Glossary

Cyclically adjusted p/e ratio (Cape)

A classic price/earnings ratio is the relationship between the current share price and one year's earnings, usually the last year, or a forecast for the year ahead...

Investors often use the price/earnings (p/e) ratio to judge whether a stock is cheap or not. It's a simple measure to calculate (hence its popularity) you simply divide the share price by earnings per share. A low number (below ten, say) suggests that you aren't paying much for each given £1 of earnings, while a high number indicates a stock may be expensive (or growing rapidly).

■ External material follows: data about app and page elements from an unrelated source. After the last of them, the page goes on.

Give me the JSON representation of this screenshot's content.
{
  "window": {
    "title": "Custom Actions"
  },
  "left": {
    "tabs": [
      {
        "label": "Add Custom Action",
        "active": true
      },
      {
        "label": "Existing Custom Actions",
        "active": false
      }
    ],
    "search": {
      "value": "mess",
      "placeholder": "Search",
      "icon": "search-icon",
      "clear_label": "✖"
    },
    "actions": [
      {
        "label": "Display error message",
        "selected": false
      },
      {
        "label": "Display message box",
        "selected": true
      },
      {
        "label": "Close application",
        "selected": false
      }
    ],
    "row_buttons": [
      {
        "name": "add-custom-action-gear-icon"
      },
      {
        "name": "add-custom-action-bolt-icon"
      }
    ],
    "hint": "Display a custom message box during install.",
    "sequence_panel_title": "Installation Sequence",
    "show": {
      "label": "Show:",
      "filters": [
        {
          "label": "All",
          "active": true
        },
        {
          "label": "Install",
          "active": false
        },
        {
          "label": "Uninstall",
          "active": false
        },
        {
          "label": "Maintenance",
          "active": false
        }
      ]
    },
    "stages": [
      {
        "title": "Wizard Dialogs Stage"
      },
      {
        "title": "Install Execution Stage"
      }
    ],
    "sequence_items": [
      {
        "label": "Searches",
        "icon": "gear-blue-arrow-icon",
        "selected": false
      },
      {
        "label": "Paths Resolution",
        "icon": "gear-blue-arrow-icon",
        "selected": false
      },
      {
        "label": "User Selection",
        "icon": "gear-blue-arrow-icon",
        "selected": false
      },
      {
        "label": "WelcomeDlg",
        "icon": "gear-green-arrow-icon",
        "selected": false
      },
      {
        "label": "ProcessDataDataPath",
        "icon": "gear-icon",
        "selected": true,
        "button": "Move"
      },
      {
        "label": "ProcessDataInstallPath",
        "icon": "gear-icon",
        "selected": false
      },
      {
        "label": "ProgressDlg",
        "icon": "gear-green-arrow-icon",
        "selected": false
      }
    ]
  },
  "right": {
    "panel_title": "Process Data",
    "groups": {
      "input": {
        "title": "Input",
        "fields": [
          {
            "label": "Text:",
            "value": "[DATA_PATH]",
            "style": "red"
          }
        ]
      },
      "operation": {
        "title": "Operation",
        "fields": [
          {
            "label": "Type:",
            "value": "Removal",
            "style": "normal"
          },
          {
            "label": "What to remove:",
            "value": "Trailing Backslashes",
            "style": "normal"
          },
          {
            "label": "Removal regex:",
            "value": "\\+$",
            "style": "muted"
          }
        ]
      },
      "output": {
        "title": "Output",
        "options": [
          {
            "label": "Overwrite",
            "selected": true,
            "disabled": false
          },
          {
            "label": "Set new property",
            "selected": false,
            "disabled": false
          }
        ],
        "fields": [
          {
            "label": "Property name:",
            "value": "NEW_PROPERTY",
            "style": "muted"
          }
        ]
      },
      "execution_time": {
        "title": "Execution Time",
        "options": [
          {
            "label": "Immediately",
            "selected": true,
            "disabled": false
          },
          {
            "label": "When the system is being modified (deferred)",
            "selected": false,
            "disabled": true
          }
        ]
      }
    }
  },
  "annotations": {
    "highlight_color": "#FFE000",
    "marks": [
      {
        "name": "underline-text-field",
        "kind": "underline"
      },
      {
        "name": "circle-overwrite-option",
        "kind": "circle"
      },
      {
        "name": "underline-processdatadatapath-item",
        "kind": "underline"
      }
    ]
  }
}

However, the basic p/e is highly flawed. Using just one year of profits means a stock particularly one in a cyclical business, such as mining can look cheap because profits happen to be peaking at that point, and are set to plunge when business turns back down in line with the economic cycle.

So in the 1930s, value investors Benjamin Graham and David Dodd suggested that analysts should instead take the average of earnings for the previous five to ten years. This smooths out the data, minimising the impact of economic cycles.

John Young Campbell of Princeton and Robert Shiller of Yale University revived Graham and Dodd's suggestion in a 1988 paper. This suggested that the ratio of prices to ten-year average earnings was strongly correlated with returns over the next 20 years.

Shiller promoted the idea of a ten-year cyclically adjusted p/e ratio (aka Cape) in his book Irrational Exuberance, and hence it is sometimes known as the Shiller Cape. Some of the Cape's most notable successes have included indicating that the US stockmarket was extremely expensive ahead of the tech-bubble crash in the late 1990s, and also that it was unusually cheap after the 2008-09 financial crisis, even though the raw p/e was above 100.

The Cape has been shown to work with other global markets, too. Currently, the US market is particularly expensive compared with its long-term average on a Cape basis and has been for some time although in 1999 the S&P was even more overvalued than it is today.

See Tim Bennett's video tutorial: 'Cape' - Moneyweek's favourite valuation ratio.

Recommended

Misery index
Glossary

Misery index

The misery index is constructed by adding the unemployment rate to the inflation rate.
10 Sep 2021
Zombie company
Glossary

Zombie company

A zombie company is one that earns enough money to keep running, and to pay the interest on its debts, but not enough to expand, invest or to pay down…
17 Apr 2021
Margin call
Glossary

Margin call

When an investor borrows to bet on markets, they put down a deposit known as “margin”.
2 Apr 2021
Resource curse
Glossary

Resource curse

The term “resource curse” refers to the observation that countries with abundant natural resources also tend to be less economically developed than th…
14 Jan 2021

Most Popular

Two shipping funds to buy for steady income
Investment trusts

Two shipping funds to buy for steady income

Returns from owning ships are volatile, but these two investment trusts are trying to make the sector less risky.
7 Sep 2021
Should investors be worried about stagflation?
US Economy

Should investors be worried about stagflation?

The latest US employment data has raised the ugly spectre of “stagflation” – weak growth and high inflation. John Stepek looks at what’s going on and …
6 Sep 2021
How you can profit from the power of the grey pound
Share tips

How you can profit from the power of the grey pound

Higher life expectancy and surging asset prices have proved a boon for the baby-boomer generation, which has accumulated vast wealth. Younger generati…
10 Sep 2021